The gif of the knot does not show the set up, which is kind of unfair to the standard knot since that part is fundamentally baked-in to the standard knot. I'd love to see a video of the creator doing this from the start, because he probably is pretty good at the set-up which is just as important.
I think part of the reason why I don't find this faster is because I use the more modern style of flat/ovaloid shoelaces. Round shoelaces don't really get "twisted", and linen shoelaces are pliable enough for it to not matter, which means you could roll the laces around in your hand to get them to the starting position for Ian's knot. With the laces in basketball/running shoes, I think you need a bit more dexterity to manipulate the laces to get them to the point where they are 'flat' than could be managed with Ian's knot.

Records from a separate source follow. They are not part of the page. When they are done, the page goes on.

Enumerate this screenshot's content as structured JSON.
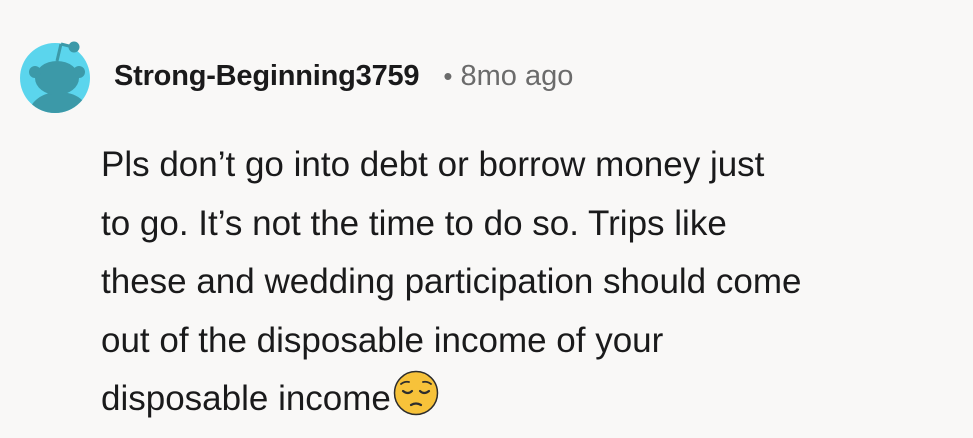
{
  "comment": {
    "author": "Strong-Beginning3759",
    "separator": "•",
    "age": "8mo ago",
    "body_lines": [
      "Pls don’t go into debt or borrow money just",
      "to go. It’s not the time to do so. Trips like",
      "these and wedding participation should come",
      "out of the disposable income of your",
      "disposable income"
    ],
    "trailing_emoji": "pensive-face-icon",
    "avatar_icon": "snoo-avatar-icon"
  },
  "colors": {
    "background": "#f9f8f7",
    "avatar_background": "#5bd5ed",
    "avatar_figure": "#3c99a8",
    "text": "#1a1a1b",
    "muted": "#6b6b6b",
    "emoji_yellow": "#f7c23a"
  }
}
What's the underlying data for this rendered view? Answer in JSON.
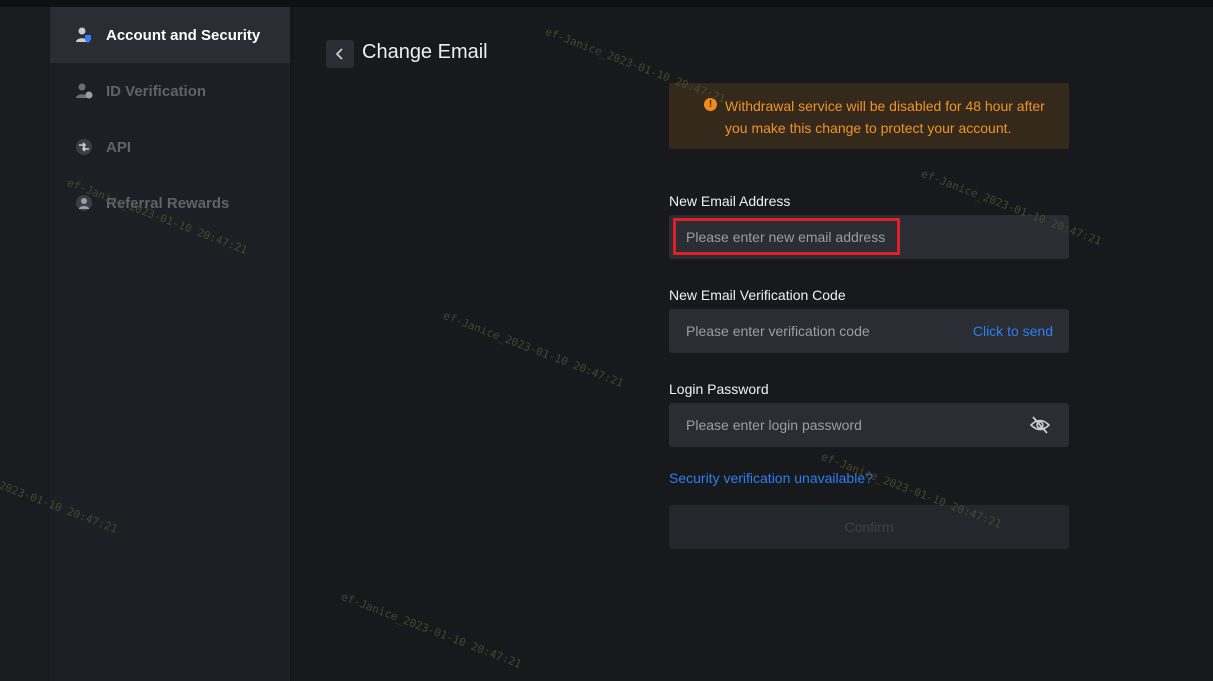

I don't think switching to Ian's knot and round laces would save me much time overall; the reason I like flat athletic laces is because I never have issues with the knot coming undone, loosening, or stretching/tightening. I use round laces on my work boots because flat laces are hard to untie if they get gritty, and I always have to double-knot them or they come undone. Since this is identical to the standard knot, I'm sure that would continue to be a problem, and I think the set-up for the standard knot makes double-knotting easier as well.
As a final note, my best friend ties his dress shoes this way (with the really narrow laces), and it is definitely faster all things equal. I think those narrow laces are probably the best use for this method.

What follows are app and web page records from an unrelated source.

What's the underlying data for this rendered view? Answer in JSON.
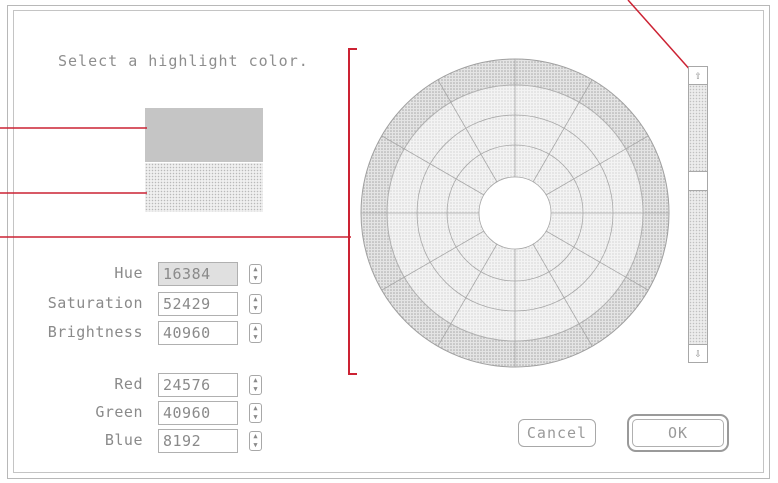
{
  "dialog": {
    "prompt": "Select a highlight color."
  },
  "hsb": {
    "hue_label": "Hue",
    "hue_value": "16384",
    "saturation_label": "Saturation",
    "saturation_value": "52429",
    "brightness_label": "Brightness",
    "brightness_value": "40960"
  },
  "rgb": {
    "red_label": "Red",
    "red_value": "24576",
    "green_label": "Green",
    "green_value": "40960",
    "blue_label": "Blue",
    "blue_value": "8192"
  },
  "stepper_icons": {
    "up": "▲",
    "down": "▼"
  },
  "scrollbar": {
    "up_arrow": "⇧",
    "down_arrow": "⇩"
  },
  "buttons": {
    "cancel": "Cancel",
    "ok": "OK"
  },
  "colors": {
    "callout": "#cc2233",
    "wheel_outer": "#d4d4d4",
    "wheel_inner": "#ededed"
  }
}
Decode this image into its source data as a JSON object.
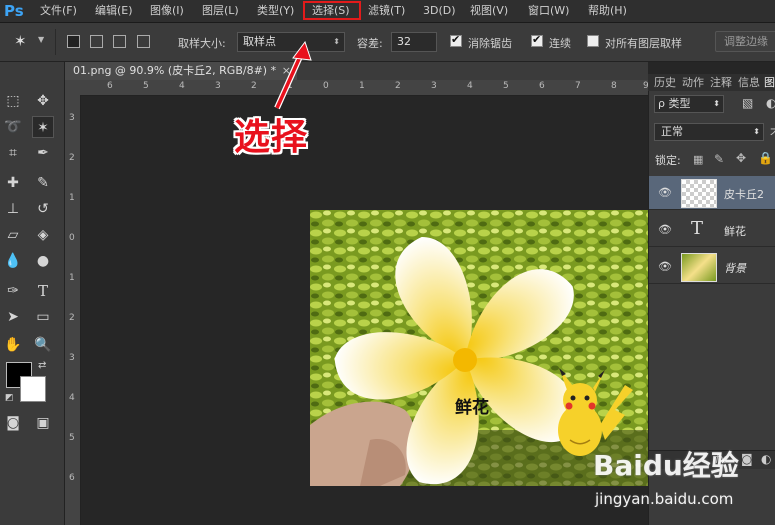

All that being said, I originally found this site while looking for lacing methods, and it's one of my favorite sites on the internet. It's basically everything of what I loved about the "geocities" era of the internet (without the stuff I hated).
I've switched to using Ian's knot, and have found it to be both faster to tie and easier to set up. I think once you work out how to 'pick up' the laces in the right way, so that they are already in the correct starting position, it gets a lot faster/simpler to think about.

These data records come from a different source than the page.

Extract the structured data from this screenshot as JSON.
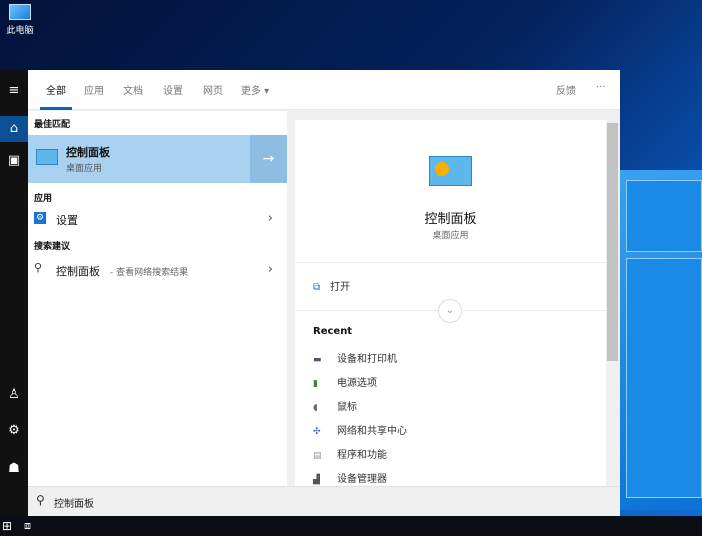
{
  "desktop": {
    "icon_label": "此电脑"
  },
  "tabs": [
    {
      "label": "全部"
    },
    {
      "label": "应用"
    },
    {
      "label": "文档"
    },
    {
      "label": "设置"
    },
    {
      "label": "网页"
    },
    {
      "label": "更多 ▾"
    }
  ],
  "header": {
    "feedback": "反馈",
    "more": "···"
  },
  "left": {
    "best_match_heading": "最佳匹配",
    "best_match": {
      "title": "控制面板",
      "subtitle": "桌面应用",
      "arrow": "→"
    },
    "apps_heading": "应用",
    "apps": [
      {
        "label": "设置"
      }
    ],
    "suggest_heading": "搜索建议",
    "suggestions": [
      {
        "label": "控制面板",
        "suffix": " - 查看网络搜索结果"
      }
    ]
  },
  "right": {
    "title": "控制面板",
    "subtitle": "桌面应用",
    "open_label": "打开",
    "recent_heading": "Recent",
    "recent": [
      {
        "label": "设备和打印机"
      },
      {
        "label": "电源选项"
      },
      {
        "label": "鼠标"
      },
      {
        "label": "网络和共享中心"
      },
      {
        "label": "程序和功能"
      },
      {
        "label": "设备管理器"
      }
    ]
  },
  "search": {
    "value": "控制面板"
  }
}
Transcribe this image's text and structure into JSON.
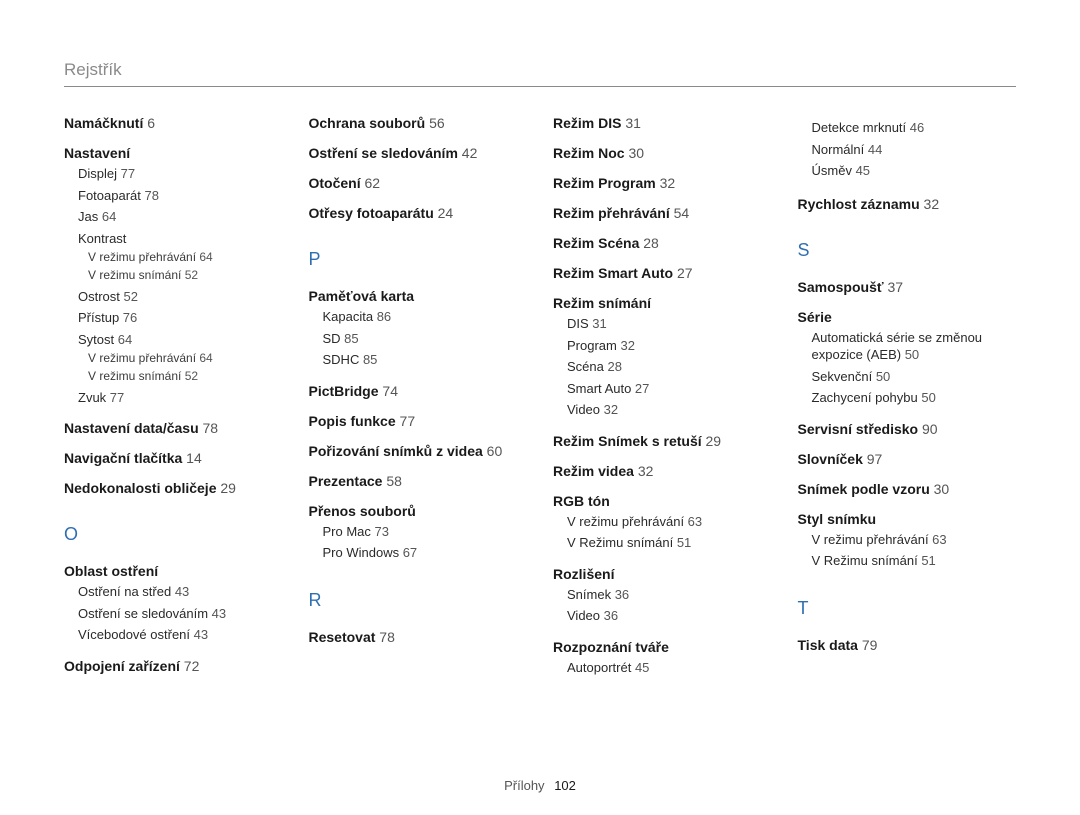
{
  "header": "Rejstřík",
  "footer": {
    "label": "Přílohy",
    "page": "102"
  },
  "columns": [
    [
      {
        "t": "main",
        "text": "Namáčknutí",
        "pg": "6"
      },
      {
        "t": "main",
        "text": "Nastavení",
        "children": [
          {
            "t": "sub",
            "text": "Displej",
            "pg": "77"
          },
          {
            "t": "sub",
            "text": "Fotoaparát",
            "pg": "78"
          },
          {
            "t": "sub",
            "text": "Jas",
            "pg": "64"
          },
          {
            "t": "sub",
            "text": "Kontrast",
            "children": [
              {
                "t": "subsub",
                "text": "V režimu přehrávání",
                "pg": "64"
              },
              {
                "t": "subsub",
                "text": "V režimu snímání",
                "pg": "52"
              }
            ]
          },
          {
            "t": "sub",
            "text": "Ostrost",
            "pg": "52"
          },
          {
            "t": "sub",
            "text": "Přístup",
            "pg": "76"
          },
          {
            "t": "sub",
            "text": "Sytost",
            "pg": "64",
            "children": [
              {
                "t": "subsub",
                "text": "V režimu přehrávání",
                "pg": "64"
              },
              {
                "t": "subsub",
                "text": "V režimu snímání",
                "pg": "52"
              }
            ]
          },
          {
            "t": "sub",
            "text": "Zvuk",
            "pg": "77"
          }
        ]
      },
      {
        "t": "main",
        "text": "Nastavení data/času",
        "pg": "78"
      },
      {
        "t": "main",
        "text": "Navigační tlačítka",
        "pg": "14"
      },
      {
        "t": "main",
        "text": "Nedokonalosti obličeje",
        "pg": "29"
      },
      {
        "t": "letter",
        "text": "O"
      },
      {
        "t": "main",
        "text": "Oblast ostření",
        "children": [
          {
            "t": "sub",
            "text": "Ostření na střed",
            "pg": "43"
          },
          {
            "t": "sub",
            "text": "Ostření se sledováním",
            "pg": "43"
          },
          {
            "t": "sub",
            "text": "Vícebodové ostření",
            "pg": "43"
          }
        ]
      },
      {
        "t": "main",
        "text": "Odpojení zařízení",
        "pg": "72"
      }
    ],
    [
      {
        "t": "main",
        "text": "Ochrana souborů",
        "pg": "56"
      },
      {
        "t": "main",
        "text": "Ostření se sledováním",
        "pg": "42"
      },
      {
        "t": "main",
        "text": "Otočení",
        "pg": "62"
      },
      {
        "t": "main",
        "text": "Otřesy fotoaparátu",
        "pg": "24"
      },
      {
        "t": "letter",
        "text": "P"
      },
      {
        "t": "main",
        "text": "Paměťová karta",
        "children": [
          {
            "t": "sub",
            "text": "Kapacita",
            "pg": "86"
          },
          {
            "t": "sub",
            "text": "SD",
            "pg": "85"
          },
          {
            "t": "sub",
            "text": "SDHC",
            "pg": "85"
          }
        ]
      },
      {
        "t": "main",
        "text": "PictBridge",
        "pg": "74"
      },
      {
        "t": "main",
        "text": "Popis funkce",
        "pg": "77"
      },
      {
        "t": "main",
        "text": "Pořizování snímků z videa",
        "pg": "60"
      },
      {
        "t": "main",
        "text": "Prezentace",
        "pg": "58"
      },
      {
        "t": "main",
        "text": "Přenos souborů",
        "children": [
          {
            "t": "sub",
            "text": "Pro Mac",
            "pg": "73"
          },
          {
            "t": "sub",
            "text": "Pro Windows",
            "pg": "67"
          }
        ]
      },
      {
        "t": "letter",
        "text": "R"
      },
      {
        "t": "main",
        "text": "Resetovat",
        "pg": "78"
      }
    ],
    [
      {
        "t": "main",
        "text": "Režim DIS",
        "pg": "31"
      },
      {
        "t": "main",
        "text": "Režim Noc",
        "pg": "30"
      },
      {
        "t": "main",
        "text": "Režim Program",
        "pg": "32"
      },
      {
        "t": "main",
        "text": "Režim přehrávání",
        "pg": "54"
      },
      {
        "t": "main",
        "text": "Režim Scéna",
        "pg": "28"
      },
      {
        "t": "main",
        "text": "Režim Smart Auto",
        "pg": "27"
      },
      {
        "t": "main",
        "text": "Režim snímání",
        "children": [
          {
            "t": "sub",
            "text": "DIS",
            "pg": "31"
          },
          {
            "t": "sub",
            "text": "Program",
            "pg": "32"
          },
          {
            "t": "sub",
            "text": "Scéna",
            "pg": "28"
          },
          {
            "t": "sub",
            "text": "Smart Auto",
            "pg": "27"
          },
          {
            "t": "sub",
            "text": "Video",
            "pg": "32"
          }
        ]
      },
      {
        "t": "main",
        "text": "Režim Snímek s retuší",
        "pg": "29"
      },
      {
        "t": "main",
        "text": "Režim videa",
        "pg": "32"
      },
      {
        "t": "main",
        "text": "RGB tón",
        "children": [
          {
            "t": "sub",
            "text": "V režimu přehrávání",
            "pg": "63"
          },
          {
            "t": "sub",
            "text": "V Režimu snímání",
            "pg": "51"
          }
        ]
      },
      {
        "t": "main",
        "text": "Rozlišení",
        "children": [
          {
            "t": "sub",
            "text": "Snímek",
            "pg": "36"
          },
          {
            "t": "sub",
            "text": "Video",
            "pg": "36"
          }
        ]
      },
      {
        "t": "main",
        "text": "Rozpoznání tváře",
        "children": [
          {
            "t": "sub",
            "text": "Autoportrét",
            "pg": "45"
          }
        ]
      }
    ],
    [
      {
        "t": "sub",
        "text": "Detekce mrknutí",
        "pg": "46",
        "flush": true
      },
      {
        "t": "sub",
        "text": "Normální",
        "pg": "44",
        "flush": true
      },
      {
        "t": "sub",
        "text": "Úsměv",
        "pg": "45",
        "flush": true
      },
      {
        "t": "main",
        "text": "Rychlost záznamu",
        "pg": "32",
        "gapTop": true
      },
      {
        "t": "letter",
        "text": "S"
      },
      {
        "t": "main",
        "text": "Samospoušť",
        "pg": "37"
      },
      {
        "t": "main",
        "text": "Série",
        "children": [
          {
            "t": "sub",
            "text": "Automatická série se změnou expozice (AEB)",
            "pg": "50"
          },
          {
            "t": "sub",
            "text": "Sekvenční",
            "pg": "50"
          },
          {
            "t": "sub",
            "text": "Zachycení pohybu",
            "pg": "50"
          }
        ]
      },
      {
        "t": "main",
        "text": "Servisní středisko",
        "pg": "90"
      },
      {
        "t": "main",
        "text": "Slovníček",
        "pg": "97"
      },
      {
        "t": "main",
        "text": "Snímek podle vzoru",
        "pg": "30"
      },
      {
        "t": "main",
        "text": "Styl snímku",
        "children": [
          {
            "t": "sub",
            "text": "V režimu přehrávání",
            "pg": "63"
          },
          {
            "t": "sub",
            "text": "V Režimu snímání",
            "pg": "51"
          }
        ]
      },
      {
        "t": "letter",
        "text": "T"
      },
      {
        "t": "main",
        "text": "Tisk data",
        "pg": "79"
      }
    ]
  ]
}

Of course, I haven't been in your shoes - my laces are all the round type and I haven't tried it with flat ones.
To each their own!
The oval style with the sharp edges has a lot of the benefits of the flat style, but is more universally compatible. The flat ones don't always move well in round eyelets, they work better with loops in my experience.
The completely flat style doesn't tie well if one of the laces is twisted though. I think it's a great option for athletic shoes though, where you are more likely to care about a particular level of give, etc, and when you don't want your shoes to become untied. The round style is cheaper, and if you don't notice the difference it's probably a more versatile shoelace.
Plus you can do fancy knots with the round style.
I feel it's a bit faster to do than my previous knot, however the real benefits are (for me) this knot stays tight all day long, and the tension is symmetrical (the knot doesn't slide on the side during the day, you never end up with one end longer than the other, etc)
An interesting memory anecdote: within two weeks of switching I had forgotten the method I'd used for the previous 20 years.
Taking name suggestions...
We would use a knot similar to this when furling the foresail on schooners, as it easily untied under sail.
If the author wanted a slight improvement in the explanation, mine would make the finger diagrams use a transparency for the thumb and index finger so that the reader could interpret the location of the laces behind the fingers.
Practically impossible for the knot to come undone and after 5 minutes of practice you can do it in literally 1-2 seconds.
However, totally absurd—Donald Trump levels of absurd—to say you invented a knot. Not only have mathematicians categorized every possible way to make a knot, but before that hundreds if not thousands of generations of sailors and knitters certainly discovered every kind of knot that could be made. Very strange to think you could have “invented” a knot... borderline disturbing to be honest.